Recent findings from a team of Japanese researchers link increased major depression risks in elderly women to reduced blood levels of an important human protein known as BDNF.
Significant numbers of people with post-traumatic stress disorder (PTSD) have diagnosable problems with substance abuse and/or substance addiction. Some of these individuals are addicted to the powerful opioid street drug heroin. In a study published in January 2015 in the journal Drug and Alcohol Dependence, a team of researchers from Australia’s University of New South Wales used a decade-long project to determine if the presence of PTSD alters the course of heroin addiction over extended periods of time. These researchers concluded that the presence of post-traumatic stress disorder creates several unique risks for long-term heroin addicts.
It seems like there are a million apps for mobile devices that address every need under the sun. Health is not exempt from app development, and you can find those that will track how many steps you take in a day, how many calories you eat and even measure your blood pressure. Apps for physical health are not difficult to design, but what about mental health? There are some apps that attempt to gauge and track mental well-being with surveys, medication reminders or advice, but these are flawed and incomplete. Mental health is more challenging to measure than physical health, but strides are being made toward being able to use devices to monitor mental health.
Seasonal affective disorder (SAD) is a mood disorder related to depression that affects people in the winter months. With those cold months just around the corner, you may be starting to feel the impact of colder temperatures and fewer daylight hours.

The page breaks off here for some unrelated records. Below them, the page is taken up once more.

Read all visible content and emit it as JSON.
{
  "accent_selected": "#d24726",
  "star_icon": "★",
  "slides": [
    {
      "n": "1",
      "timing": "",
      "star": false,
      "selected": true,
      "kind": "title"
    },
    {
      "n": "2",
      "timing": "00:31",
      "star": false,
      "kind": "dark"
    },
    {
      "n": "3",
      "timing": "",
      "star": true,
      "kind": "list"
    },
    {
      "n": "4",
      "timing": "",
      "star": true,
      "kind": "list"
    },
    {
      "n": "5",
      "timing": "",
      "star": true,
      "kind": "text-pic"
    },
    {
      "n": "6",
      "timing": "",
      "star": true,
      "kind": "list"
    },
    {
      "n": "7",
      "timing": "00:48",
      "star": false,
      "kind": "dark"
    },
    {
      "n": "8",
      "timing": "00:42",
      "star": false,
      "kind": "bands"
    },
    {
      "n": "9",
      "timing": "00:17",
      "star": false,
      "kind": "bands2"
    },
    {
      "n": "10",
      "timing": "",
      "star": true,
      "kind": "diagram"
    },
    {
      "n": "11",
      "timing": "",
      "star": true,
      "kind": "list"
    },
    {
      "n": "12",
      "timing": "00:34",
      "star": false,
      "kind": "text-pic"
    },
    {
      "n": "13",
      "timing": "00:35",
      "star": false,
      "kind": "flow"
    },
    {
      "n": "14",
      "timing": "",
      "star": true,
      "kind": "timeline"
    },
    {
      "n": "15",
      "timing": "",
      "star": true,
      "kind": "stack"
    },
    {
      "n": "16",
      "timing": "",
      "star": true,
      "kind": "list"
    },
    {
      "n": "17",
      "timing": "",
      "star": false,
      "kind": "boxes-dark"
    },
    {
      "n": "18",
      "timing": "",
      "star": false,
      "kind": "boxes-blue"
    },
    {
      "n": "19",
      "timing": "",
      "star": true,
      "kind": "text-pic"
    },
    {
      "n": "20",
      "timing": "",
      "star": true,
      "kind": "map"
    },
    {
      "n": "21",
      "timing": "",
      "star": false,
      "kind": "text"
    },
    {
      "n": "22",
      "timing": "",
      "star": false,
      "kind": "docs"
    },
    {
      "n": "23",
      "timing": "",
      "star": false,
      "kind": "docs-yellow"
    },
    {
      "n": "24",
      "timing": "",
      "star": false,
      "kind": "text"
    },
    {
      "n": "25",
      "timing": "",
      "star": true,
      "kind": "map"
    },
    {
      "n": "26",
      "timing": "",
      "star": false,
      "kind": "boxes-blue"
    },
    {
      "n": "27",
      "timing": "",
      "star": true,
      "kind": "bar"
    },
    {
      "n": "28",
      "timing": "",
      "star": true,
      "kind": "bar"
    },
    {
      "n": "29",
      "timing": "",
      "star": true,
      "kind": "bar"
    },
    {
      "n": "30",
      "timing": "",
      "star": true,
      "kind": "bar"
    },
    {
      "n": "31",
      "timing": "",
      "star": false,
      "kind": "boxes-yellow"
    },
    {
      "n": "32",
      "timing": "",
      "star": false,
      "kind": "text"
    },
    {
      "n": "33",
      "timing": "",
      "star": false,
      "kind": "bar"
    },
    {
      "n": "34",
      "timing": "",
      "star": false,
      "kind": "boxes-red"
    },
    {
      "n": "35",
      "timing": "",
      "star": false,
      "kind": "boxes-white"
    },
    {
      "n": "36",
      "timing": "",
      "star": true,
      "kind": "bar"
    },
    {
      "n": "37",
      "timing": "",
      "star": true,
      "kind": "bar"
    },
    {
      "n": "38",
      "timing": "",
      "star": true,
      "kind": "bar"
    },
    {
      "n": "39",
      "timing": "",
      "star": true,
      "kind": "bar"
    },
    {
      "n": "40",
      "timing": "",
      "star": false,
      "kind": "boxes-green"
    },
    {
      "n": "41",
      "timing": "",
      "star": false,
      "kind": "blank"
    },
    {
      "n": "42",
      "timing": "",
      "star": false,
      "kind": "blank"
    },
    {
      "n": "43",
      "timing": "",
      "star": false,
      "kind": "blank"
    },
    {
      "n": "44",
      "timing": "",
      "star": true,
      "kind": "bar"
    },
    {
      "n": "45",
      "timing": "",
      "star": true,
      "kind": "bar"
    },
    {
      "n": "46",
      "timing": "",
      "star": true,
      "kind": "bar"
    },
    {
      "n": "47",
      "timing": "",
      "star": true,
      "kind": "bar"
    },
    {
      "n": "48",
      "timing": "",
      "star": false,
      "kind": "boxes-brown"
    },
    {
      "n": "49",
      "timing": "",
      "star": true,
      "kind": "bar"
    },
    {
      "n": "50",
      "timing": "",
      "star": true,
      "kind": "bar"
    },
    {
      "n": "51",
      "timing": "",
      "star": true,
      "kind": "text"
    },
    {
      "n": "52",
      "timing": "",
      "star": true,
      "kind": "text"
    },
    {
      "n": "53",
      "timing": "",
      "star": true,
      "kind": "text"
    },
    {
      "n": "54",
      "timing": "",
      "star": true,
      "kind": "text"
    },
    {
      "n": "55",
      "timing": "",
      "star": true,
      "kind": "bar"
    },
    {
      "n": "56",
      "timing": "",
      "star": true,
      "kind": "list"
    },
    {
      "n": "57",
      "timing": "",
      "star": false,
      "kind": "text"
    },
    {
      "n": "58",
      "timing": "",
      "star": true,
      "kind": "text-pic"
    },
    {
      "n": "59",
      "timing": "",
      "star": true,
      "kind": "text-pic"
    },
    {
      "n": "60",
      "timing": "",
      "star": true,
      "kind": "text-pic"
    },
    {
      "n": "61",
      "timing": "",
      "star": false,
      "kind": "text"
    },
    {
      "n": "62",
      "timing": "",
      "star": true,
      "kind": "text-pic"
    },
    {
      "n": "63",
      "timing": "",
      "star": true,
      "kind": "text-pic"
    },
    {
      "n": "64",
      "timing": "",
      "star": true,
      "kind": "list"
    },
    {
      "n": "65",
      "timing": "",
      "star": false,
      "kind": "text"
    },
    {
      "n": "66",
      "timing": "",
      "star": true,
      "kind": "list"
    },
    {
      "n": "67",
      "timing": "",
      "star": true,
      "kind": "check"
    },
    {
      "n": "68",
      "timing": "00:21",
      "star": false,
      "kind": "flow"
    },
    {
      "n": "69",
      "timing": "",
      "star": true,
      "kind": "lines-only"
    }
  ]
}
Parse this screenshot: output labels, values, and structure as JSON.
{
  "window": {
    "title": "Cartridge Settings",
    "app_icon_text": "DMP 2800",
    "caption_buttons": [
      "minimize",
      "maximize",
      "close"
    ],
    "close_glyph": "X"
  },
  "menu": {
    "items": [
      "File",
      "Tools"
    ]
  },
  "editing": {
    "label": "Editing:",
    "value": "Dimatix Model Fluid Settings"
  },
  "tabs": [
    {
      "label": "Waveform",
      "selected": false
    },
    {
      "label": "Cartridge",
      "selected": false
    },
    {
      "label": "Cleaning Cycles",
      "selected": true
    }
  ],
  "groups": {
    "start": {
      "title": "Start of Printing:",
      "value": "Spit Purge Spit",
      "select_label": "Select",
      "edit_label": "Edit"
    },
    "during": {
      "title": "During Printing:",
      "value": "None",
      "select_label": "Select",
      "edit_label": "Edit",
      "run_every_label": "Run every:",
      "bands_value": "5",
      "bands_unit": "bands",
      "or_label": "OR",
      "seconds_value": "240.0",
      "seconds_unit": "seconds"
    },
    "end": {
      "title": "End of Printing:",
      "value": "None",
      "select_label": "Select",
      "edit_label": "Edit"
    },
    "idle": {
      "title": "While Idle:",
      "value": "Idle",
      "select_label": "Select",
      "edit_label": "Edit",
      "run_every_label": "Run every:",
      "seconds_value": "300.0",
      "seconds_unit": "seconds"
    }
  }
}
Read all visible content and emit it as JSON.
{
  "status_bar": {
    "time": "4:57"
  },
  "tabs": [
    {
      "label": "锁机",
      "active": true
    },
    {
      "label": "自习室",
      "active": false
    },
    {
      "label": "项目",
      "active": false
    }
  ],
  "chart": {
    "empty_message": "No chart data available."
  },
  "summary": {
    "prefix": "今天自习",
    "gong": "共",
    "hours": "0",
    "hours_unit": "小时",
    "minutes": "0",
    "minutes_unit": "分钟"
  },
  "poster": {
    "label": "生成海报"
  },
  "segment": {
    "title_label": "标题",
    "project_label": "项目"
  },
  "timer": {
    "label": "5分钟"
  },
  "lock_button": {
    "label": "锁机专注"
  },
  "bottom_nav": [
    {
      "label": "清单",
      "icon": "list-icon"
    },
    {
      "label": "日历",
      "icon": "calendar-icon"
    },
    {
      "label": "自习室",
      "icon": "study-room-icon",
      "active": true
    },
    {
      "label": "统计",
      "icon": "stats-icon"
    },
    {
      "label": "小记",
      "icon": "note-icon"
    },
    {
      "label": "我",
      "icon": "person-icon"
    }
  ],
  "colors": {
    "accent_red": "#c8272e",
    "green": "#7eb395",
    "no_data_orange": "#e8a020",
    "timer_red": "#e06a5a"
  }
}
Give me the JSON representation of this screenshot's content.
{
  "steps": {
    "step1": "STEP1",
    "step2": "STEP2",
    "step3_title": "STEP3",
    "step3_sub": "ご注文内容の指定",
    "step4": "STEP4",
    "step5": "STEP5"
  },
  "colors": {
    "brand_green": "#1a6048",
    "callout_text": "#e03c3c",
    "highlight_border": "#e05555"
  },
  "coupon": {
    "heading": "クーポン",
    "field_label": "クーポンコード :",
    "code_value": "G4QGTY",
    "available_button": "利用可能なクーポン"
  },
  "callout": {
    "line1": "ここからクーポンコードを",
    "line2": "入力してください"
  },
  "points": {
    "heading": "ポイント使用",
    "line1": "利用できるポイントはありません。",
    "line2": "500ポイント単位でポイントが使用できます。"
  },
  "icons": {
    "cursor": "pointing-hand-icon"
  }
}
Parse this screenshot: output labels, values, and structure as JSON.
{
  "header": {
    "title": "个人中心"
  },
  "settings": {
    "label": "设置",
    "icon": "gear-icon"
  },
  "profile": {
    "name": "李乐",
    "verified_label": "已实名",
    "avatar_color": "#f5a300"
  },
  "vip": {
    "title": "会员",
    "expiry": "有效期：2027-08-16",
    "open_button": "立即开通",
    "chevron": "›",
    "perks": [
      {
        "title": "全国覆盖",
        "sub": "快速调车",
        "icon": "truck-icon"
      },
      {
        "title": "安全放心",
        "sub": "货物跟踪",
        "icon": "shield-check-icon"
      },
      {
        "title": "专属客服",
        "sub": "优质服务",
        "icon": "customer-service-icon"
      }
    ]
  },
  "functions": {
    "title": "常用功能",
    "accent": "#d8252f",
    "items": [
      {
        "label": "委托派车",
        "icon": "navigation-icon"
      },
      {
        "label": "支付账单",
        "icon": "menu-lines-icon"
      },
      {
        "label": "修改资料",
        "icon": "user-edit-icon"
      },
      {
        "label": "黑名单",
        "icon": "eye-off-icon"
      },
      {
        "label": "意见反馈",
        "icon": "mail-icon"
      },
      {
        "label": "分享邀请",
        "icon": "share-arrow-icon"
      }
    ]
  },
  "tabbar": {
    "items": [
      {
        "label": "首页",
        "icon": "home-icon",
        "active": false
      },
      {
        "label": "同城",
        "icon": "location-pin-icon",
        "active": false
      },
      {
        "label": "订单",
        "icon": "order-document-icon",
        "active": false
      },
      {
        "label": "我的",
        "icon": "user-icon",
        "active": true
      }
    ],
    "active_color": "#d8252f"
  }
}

Recent findings from a team of American researchers indicate that prolonged supplementation with high doses of folic acid and other B vitamins has no measurable impact on the odds that a middle-aged woman or older woman will develop depression.
The Centers for Disease Control and Prevention has just confirmed what many already knew: women between the ages of 40 and 59 have higher rates of depression than any other subset of the population.
Many women experience a major change when they bring their first baby home. Tasked with caring for a child in the midst of recovery from delivery and a flood of hormonal changes, many women feel overwhelmed. In some cases serious symptoms can meet criteria for a diagnosis of postpartum depression (PPD). A new study suggests that if a woman experiences PPD, her chances of developing long-term depression increases 30 to 50 percent.
Fish has a reputation as “brain food,” and research has found that eating fish once a week can help to improve your learning skills and your memory. Now, new research suggests that fish can help your brain with more than cognitive function.
Depression is a mental illness and a mood disorder. It goes beyond the usual feelings of sadness, which are mild and short-lived for most of us. Someone with depression feels hopeless and lifeless. They go through periods of depression that last for days, weeks or even months. The symptoms of the illness are often so bad that they interfere with routine activities and even being able to eat or sleep properly. These are the common experiences of depression, but beyond these, men and women often have different symptoms and responses to this mood disorder.
Among younger women of various ethnicities, Asian American women have the second-highest suicide rate, trailing only Native Americans. Incidences of alcoholism, drug abuse and HIV infection have also been rising rapidly in this demographic group, which includes teens and young adults between the ages of 15 and 24. The numbers are not much better among Asian American women in the 25-to-34 age range, where suicide is now the third-leading cause of death.